### ACTIVITY:
Set down every entry exactly as given. Pictures are to be left out.

### Interface dataset entries:
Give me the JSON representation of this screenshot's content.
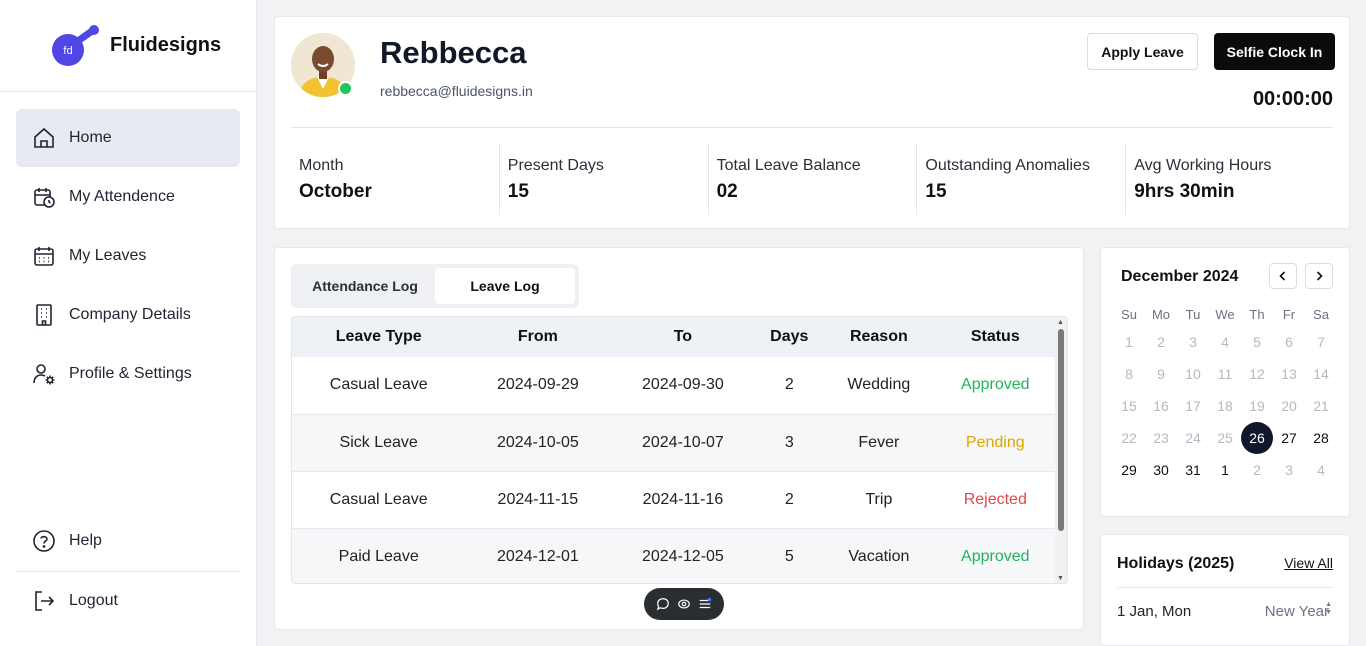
{
  "brand": {
    "logo_text": "fd",
    "name": "Fluidesigns"
  },
  "nav": {
    "items": [
      {
        "label": "Home",
        "icon": "home-icon",
        "active": true
      },
      {
        "label": "My Attendence",
        "icon": "calendar-clock-icon"
      },
      {
        "label": "My Leaves",
        "icon": "calendar-icon"
      },
      {
        "label": "Company Details",
        "icon": "building-icon"
      },
      {
        "label": "Profile & Settings",
        "icon": "user-gear-icon"
      }
    ],
    "bottom": [
      {
        "label": "Help",
        "icon": "help-icon"
      },
      {
        "label": "Logout",
        "icon": "logout-icon"
      }
    ]
  },
  "profile": {
    "name": "Rebbecca",
    "email": "rebbecca@fluidesigns.in",
    "status_color": "#22c55e",
    "apply_leave_label": "Apply Leave",
    "selfie_clock_in_label": "Selfie Clock In",
    "timer": "00:00:00"
  },
  "stats": [
    {
      "label": "Month",
      "value": "October"
    },
    {
      "label": "Present Days",
      "value": "15"
    },
    {
      "label": "Total Leave Balance",
      "value": "02"
    },
    {
      "label": "Outstanding Anomalies",
      "value": "15"
    },
    {
      "label": "Avg Working Hours",
      "value": "9hrs 30min"
    }
  ],
  "log": {
    "tabs": [
      {
        "label": "Attendance Log",
        "active": false
      },
      {
        "label": "Leave Log",
        "active": true
      }
    ],
    "columns": [
      "Leave Type",
      "From",
      "To",
      "Days",
      "Reason",
      "Status"
    ],
    "rows": [
      {
        "type": "Casual Leave",
        "from": "2024-09-29",
        "to": "2024-09-30",
        "days": "2",
        "reason": "Wedding",
        "status": "Approved"
      },
      {
        "type": "Sick Leave",
        "from": "2024-10-05",
        "to": "2024-10-07",
        "days": "3",
        "reason": "Fever",
        "status": "Pending"
      },
      {
        "type": "Casual Leave",
        "from": "2024-11-15",
        "to": "2024-11-16",
        "days": "2",
        "reason": "Trip",
        "status": "Rejected"
      },
      {
        "type": "Paid Leave",
        "from": "2024-12-01",
        "to": "2024-12-05",
        "days": "5",
        "reason": "Vacation",
        "status": "Approved"
      }
    ],
    "status_colors": {
      "Approved": "#22b45a",
      "Pending": "#e0a400",
      "Rejected": "#e24848"
    }
  },
  "calendar": {
    "title": "December 2024",
    "weekdays": [
      "Su",
      "Mo",
      "Tu",
      "We",
      "Th",
      "Fr",
      "Sa"
    ],
    "days": [
      {
        "d": "1",
        "cur": false
      },
      {
        "d": "2",
        "cur": false
      },
      {
        "d": "3",
        "cur": false
      },
      {
        "d": "4",
        "cur": false
      },
      {
        "d": "5",
        "cur": false
      },
      {
        "d": "6",
        "cur": false
      },
      {
        "d": "7",
        "cur": false
      },
      {
        "d": "8",
        "cur": false
      },
      {
        "d": "9",
        "cur": false
      },
      {
        "d": "10",
        "cur": false
      },
      {
        "d": "11",
        "cur": false
      },
      {
        "d": "12",
        "cur": false
      },
      {
        "d": "13",
        "cur": false
      },
      {
        "d": "14",
        "cur": false
      },
      {
        "d": "15",
        "cur": false
      },
      {
        "d": "16",
        "cur": false
      },
      {
        "d": "17",
        "cur": false
      },
      {
        "d": "18",
        "cur": false
      },
      {
        "d": "19",
        "cur": false
      },
      {
        "d": "20",
        "cur": false
      },
      {
        "d": "21",
        "cur": false
      },
      {
        "d": "22",
        "cur": false
      },
      {
        "d": "23",
        "cur": false
      },
      {
        "d": "24",
        "cur": false
      },
      {
        "d": "25",
        "cur": false
      },
      {
        "d": "26",
        "cur": true,
        "selected": true
      },
      {
        "d": "27",
        "cur": true
      },
      {
        "d": "28",
        "cur": true
      },
      {
        "d": "29",
        "cur": true
      },
      {
        "d": "30",
        "cur": true
      },
      {
        "d": "31",
        "cur": true
      },
      {
        "d": "1",
        "cur": true
      },
      {
        "d": "2",
        "cur": false
      },
      {
        "d": "3",
        "cur": false
      },
      {
        "d": "4",
        "cur": false
      }
    ]
  },
  "holidays": {
    "title": "Holidays (2025)",
    "view_all_label": "View All",
    "items": [
      {
        "date": "1 Jan, Mon",
        "name": "New Year"
      }
    ]
  }
}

### RESULT OF THE EXERCISE:
Give me the JSON representation of this screenshot's content.
{
  "brand": {
    "logo_text": "fd",
    "name": "Fluidesigns"
  },
  "nav": {
    "items": [
      {
        "label": "Home",
        "icon": "home-icon",
        "active": true
      },
      {
        "label": "My Attendence",
        "icon": "calendar-clock-icon"
      },
      {
        "label": "My Leaves",
        "icon": "calendar-icon"
      },
      {
        "label": "Company Details",
        "icon": "building-icon"
      },
      {
        "label": "Profile & Settings",
        "icon": "user-gear-icon"
      }
    ],
    "bottom": [
      {
        "label": "Help",
        "icon": "help-icon"
      },
      {
        "label": "Logout",
        "icon": "logout-icon"
      }
    ]
  },
  "profile": {
    "name": "Rebbecca",
    "email": "rebbecca@fluidesigns.in",
    "status_color": "#22c55e",
    "apply_leave_label": "Apply Leave",
    "selfie_clock_in_label": "Selfie Clock In",
    "timer": "00:00:00"
  },
  "stats": [
    {
      "label": "Month",
      "value": "October"
    },
    {
      "label": "Present Days",
      "value": "15"
    },
    {
      "label": "Total Leave Balance",
      "value": "02"
    },
    {
      "label": "Outstanding Anomalies",
      "value": "15"
    },
    {
      "label": "Avg Working Hours",
      "value": "9hrs 30min"
    }
  ],
  "log": {
    "tabs": [
      {
        "label": "Attendance Log",
        "active": false
      },
      {
        "label": "Leave Log",
        "active": true
      }
    ],
    "columns": [
      "Leave Type",
      "From",
      "To",
      "Days",
      "Reason",
      "Status"
    ],
    "rows": [
      {
        "type": "Casual Leave",
        "from": "2024-09-29",
        "to": "2024-09-30",
        "days": "2",
        "reason": "Wedding",
        "status": "Approved"
      },
      {
        "type": "Sick Leave",
        "from": "2024-10-05",
        "to": "2024-10-07",
        "days": "3",
        "reason": "Fever",
        "status": "Pending"
      },
      {
        "type": "Casual Leave",
        "from": "2024-11-15",
        "to": "2024-11-16",
        "days": "2",
        "reason": "Trip",
        "status": "Rejected"
      },
      {
        "type": "Paid Leave",
        "from": "2024-12-01",
        "to": "2024-12-05",
        "days": "5",
        "reason": "Vacation",
        "status": "Approved"
      }
    ],
    "status_colors": {
      "Approved": "#22b45a",
      "Pending": "#e0a400",
      "Rejected": "#e24848"
    }
  },
  "calendar": {
    "title": "December 2024",
    "weekdays": [
      "Su",
      "Mo",
      "Tu",
      "We",
      "Th",
      "Fr",
      "Sa"
    ],
    "days": [
      {
        "d": "1",
        "cur": false
      },
      {
        "d": "2",
        "cur": false
      },
      {
        "d": "3",
        "cur": false
      },
      {
        "d": "4",
        "cur": false
      },
      {
        "d": "5",
        "cur": false
      },
      {
        "d": "6",
        "cur": false
      },
      {
        "d": "7",
        "cur": false
      },
      {
        "d": "8",
        "cur": false
      },
      {
        "d": "9",
        "cur": false
      },
      {
        "d": "10",
        "cur": false
      },
      {
        "d": "11",
        "cur": false
      },
      {
        "d": "12",
        "cur": false
      },
      {
        "d": "13",
        "cur": false
      },
      {
        "d": "14",
        "cur": false
      },
      {
        "d": "15",
        "cur": false
      },
      {
        "d": "16",
        "cur": false
      },
      {
        "d": "17",
        "cur": false
      },
      {
        "d": "18",
        "cur": false
      },
      {
        "d": "19",
        "cur": false
      },
      {
        "d": "20",
        "cur": false
      },
      {
        "d": "21",
        "cur": false
      },
      {
        "d": "22",
        "cur": false
      },
      {
        "d": "23",
        "cur": false
      },
      {
        "d": "24",
        "cur": false
      },
      {
        "d": "25",
        "cur": false
      },
      {
        "d": "26",
        "cur": true,
        "selected": true
      },
      {
        "d": "27",
        "cur": true
      },
      {
        "d": "28",
        "cur": true
      },
      {
        "d": "29",
        "cur": true
      },
      {
        "d": "30",
        "cur": true
      },
      {
        "d": "31",
        "cur": true
      },
      {
        "d": "1",
        "cur": true
      },
      {
        "d": "2",
        "cur": false
      },
      {
        "d": "3",
        "cur": false
      },
      {
        "d": "4",
        "cur": false
      }
    ]
  },
  "holidays": {
    "title": "Holidays (2025)",
    "view_all_label": "View All",
    "items": [
      {
        "date": "1 Jan, Mon",
        "name": "New Year"
      }
    ]
  }
}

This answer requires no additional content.